● **Work to be completed**: Repeat the data in full. Drop every picture.

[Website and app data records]
--- START ---
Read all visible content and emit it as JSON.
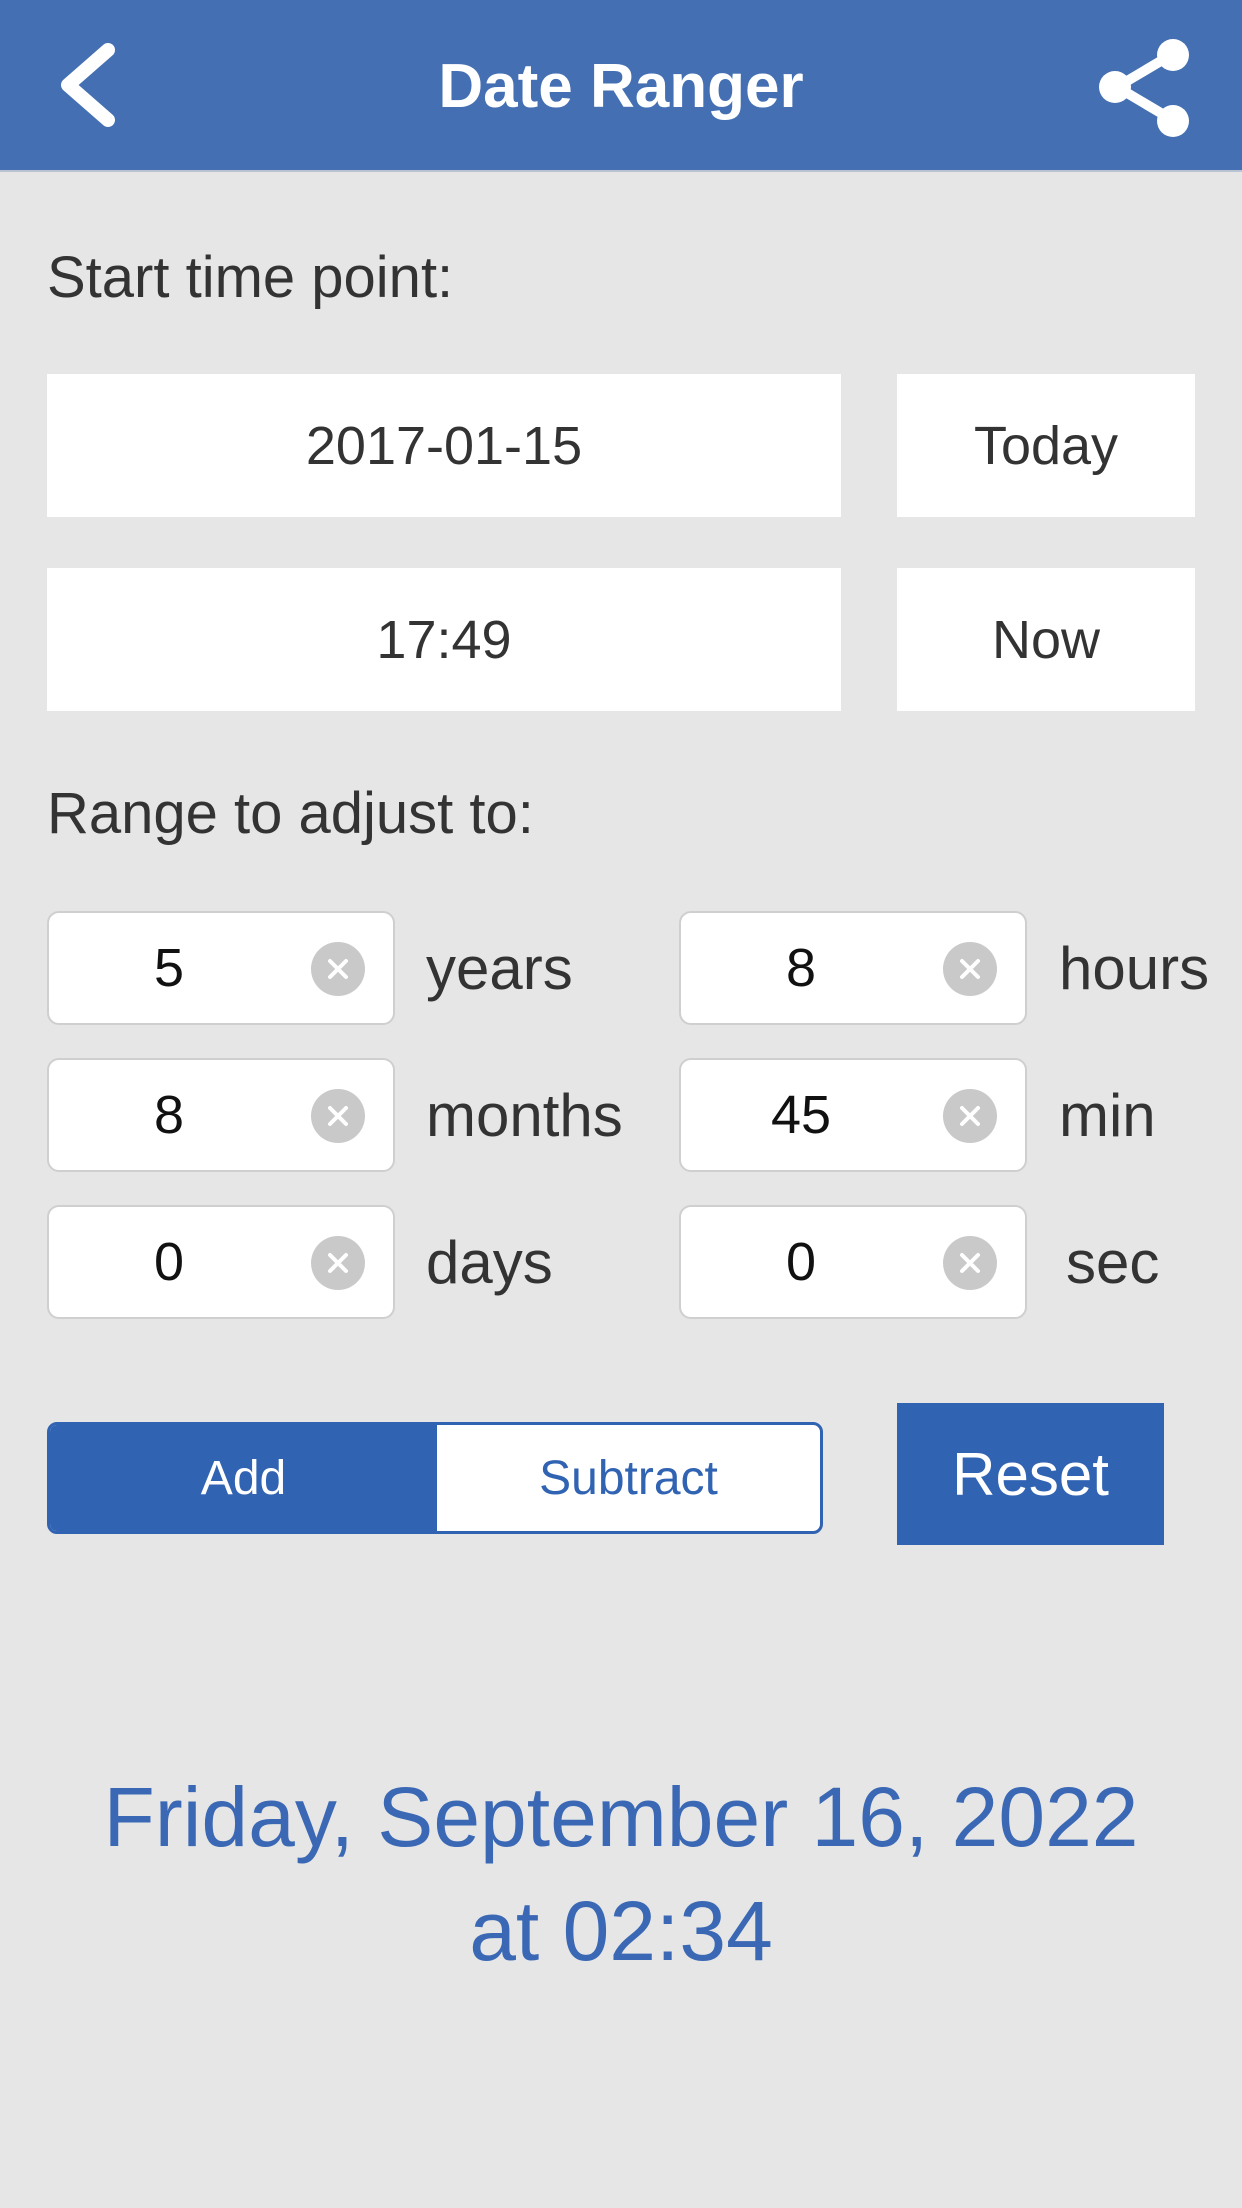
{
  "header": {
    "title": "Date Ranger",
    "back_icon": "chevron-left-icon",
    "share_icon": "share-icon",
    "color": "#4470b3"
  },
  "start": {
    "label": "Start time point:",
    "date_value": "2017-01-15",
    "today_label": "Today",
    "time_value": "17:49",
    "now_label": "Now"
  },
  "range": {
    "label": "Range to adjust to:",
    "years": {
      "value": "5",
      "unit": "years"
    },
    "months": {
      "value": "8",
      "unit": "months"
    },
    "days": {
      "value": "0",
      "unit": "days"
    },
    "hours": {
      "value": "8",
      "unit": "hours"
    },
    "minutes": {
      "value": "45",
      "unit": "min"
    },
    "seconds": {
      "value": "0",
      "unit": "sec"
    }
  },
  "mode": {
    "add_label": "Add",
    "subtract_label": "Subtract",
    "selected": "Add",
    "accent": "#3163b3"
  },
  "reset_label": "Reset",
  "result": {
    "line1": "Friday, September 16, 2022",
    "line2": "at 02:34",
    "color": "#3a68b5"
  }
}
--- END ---
● **Answer area**:
Read all visible content and emit it as JSON.
{
  "header": {
    "title": "Date Ranger",
    "back_icon": "chevron-left-icon",
    "share_icon": "share-icon",
    "color": "#4470b3"
  },
  "start": {
    "label": "Start time point:",
    "date_value": "2017-01-15",
    "today_label": "Today",
    "time_value": "17:49",
    "now_label": "Now"
  },
  "range": {
    "label": "Range to adjust to:",
    "years": {
      "value": "5",
      "unit": "years"
    },
    "months": {
      "value": "8",
      "unit": "months"
    },
    "days": {
      "value": "0",
      "unit": "days"
    },
    "hours": {
      "value": "8",
      "unit": "hours"
    },
    "minutes": {
      "value": "45",
      "unit": "min"
    },
    "seconds": {
      "value": "0",
      "unit": "sec"
    }
  },
  "mode": {
    "add_label": "Add",
    "subtract_label": "Subtract",
    "selected": "Add",
    "accent": "#3163b3"
  },
  "reset_label": "Reset",
  "result": {
    "line1": "Friday, September 16, 2022",
    "line2": "at 02:34",
    "color": "#3a68b5"
  }
}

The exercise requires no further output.